(Available data)
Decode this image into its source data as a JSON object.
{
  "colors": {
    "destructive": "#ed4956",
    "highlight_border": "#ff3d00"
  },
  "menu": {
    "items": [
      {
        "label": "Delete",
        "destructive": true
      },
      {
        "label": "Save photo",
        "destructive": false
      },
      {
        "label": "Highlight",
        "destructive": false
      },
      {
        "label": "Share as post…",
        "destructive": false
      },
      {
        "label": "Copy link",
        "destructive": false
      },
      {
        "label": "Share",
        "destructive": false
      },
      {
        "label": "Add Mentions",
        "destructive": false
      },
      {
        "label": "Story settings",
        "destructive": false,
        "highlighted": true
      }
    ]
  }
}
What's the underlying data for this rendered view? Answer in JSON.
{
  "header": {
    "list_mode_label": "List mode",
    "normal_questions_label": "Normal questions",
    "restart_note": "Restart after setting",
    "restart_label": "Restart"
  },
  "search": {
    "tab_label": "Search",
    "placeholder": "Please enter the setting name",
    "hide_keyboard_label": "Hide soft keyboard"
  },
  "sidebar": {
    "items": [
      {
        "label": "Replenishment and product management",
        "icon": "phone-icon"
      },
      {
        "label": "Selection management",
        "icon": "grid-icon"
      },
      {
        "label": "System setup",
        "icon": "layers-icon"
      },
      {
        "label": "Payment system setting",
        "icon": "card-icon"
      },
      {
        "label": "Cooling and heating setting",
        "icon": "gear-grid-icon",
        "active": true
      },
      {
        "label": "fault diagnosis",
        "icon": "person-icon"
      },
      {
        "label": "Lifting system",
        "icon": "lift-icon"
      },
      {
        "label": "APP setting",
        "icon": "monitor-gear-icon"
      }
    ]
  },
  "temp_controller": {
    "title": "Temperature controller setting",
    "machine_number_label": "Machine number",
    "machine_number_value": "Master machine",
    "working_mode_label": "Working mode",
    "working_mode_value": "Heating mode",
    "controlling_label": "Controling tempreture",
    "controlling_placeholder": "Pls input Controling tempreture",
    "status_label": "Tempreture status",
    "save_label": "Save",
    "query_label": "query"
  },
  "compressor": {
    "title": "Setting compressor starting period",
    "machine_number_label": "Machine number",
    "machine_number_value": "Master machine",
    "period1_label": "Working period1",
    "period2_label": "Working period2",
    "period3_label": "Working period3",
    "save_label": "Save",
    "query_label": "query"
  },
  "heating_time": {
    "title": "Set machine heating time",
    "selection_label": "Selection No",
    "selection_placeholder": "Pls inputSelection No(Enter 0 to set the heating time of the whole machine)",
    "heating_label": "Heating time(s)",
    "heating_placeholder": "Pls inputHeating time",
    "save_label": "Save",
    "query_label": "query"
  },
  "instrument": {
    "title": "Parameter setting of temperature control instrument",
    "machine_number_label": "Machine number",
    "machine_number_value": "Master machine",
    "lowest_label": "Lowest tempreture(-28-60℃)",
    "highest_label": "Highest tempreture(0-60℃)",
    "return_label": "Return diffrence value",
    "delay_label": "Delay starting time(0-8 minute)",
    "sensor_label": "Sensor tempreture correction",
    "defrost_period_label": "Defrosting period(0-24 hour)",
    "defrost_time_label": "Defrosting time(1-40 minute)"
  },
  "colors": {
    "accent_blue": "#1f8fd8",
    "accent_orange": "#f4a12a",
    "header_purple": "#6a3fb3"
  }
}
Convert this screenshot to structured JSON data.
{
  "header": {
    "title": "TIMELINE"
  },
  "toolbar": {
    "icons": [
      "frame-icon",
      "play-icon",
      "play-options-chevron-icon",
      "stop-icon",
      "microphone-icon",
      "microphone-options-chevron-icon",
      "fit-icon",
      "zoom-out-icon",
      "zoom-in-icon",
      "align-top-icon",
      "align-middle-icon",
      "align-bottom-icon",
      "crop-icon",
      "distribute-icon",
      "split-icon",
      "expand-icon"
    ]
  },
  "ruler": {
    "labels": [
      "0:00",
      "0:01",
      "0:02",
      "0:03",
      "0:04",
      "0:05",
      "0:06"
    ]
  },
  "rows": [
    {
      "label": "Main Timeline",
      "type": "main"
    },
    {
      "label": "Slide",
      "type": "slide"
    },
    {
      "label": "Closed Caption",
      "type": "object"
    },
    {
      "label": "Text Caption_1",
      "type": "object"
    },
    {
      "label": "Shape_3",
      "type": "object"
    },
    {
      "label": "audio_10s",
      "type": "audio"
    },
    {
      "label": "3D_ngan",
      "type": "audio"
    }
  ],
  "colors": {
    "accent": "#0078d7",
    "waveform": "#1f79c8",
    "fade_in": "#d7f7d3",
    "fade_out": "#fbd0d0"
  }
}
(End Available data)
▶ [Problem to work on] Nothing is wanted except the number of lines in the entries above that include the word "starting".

▶ [Result of this exercise] 2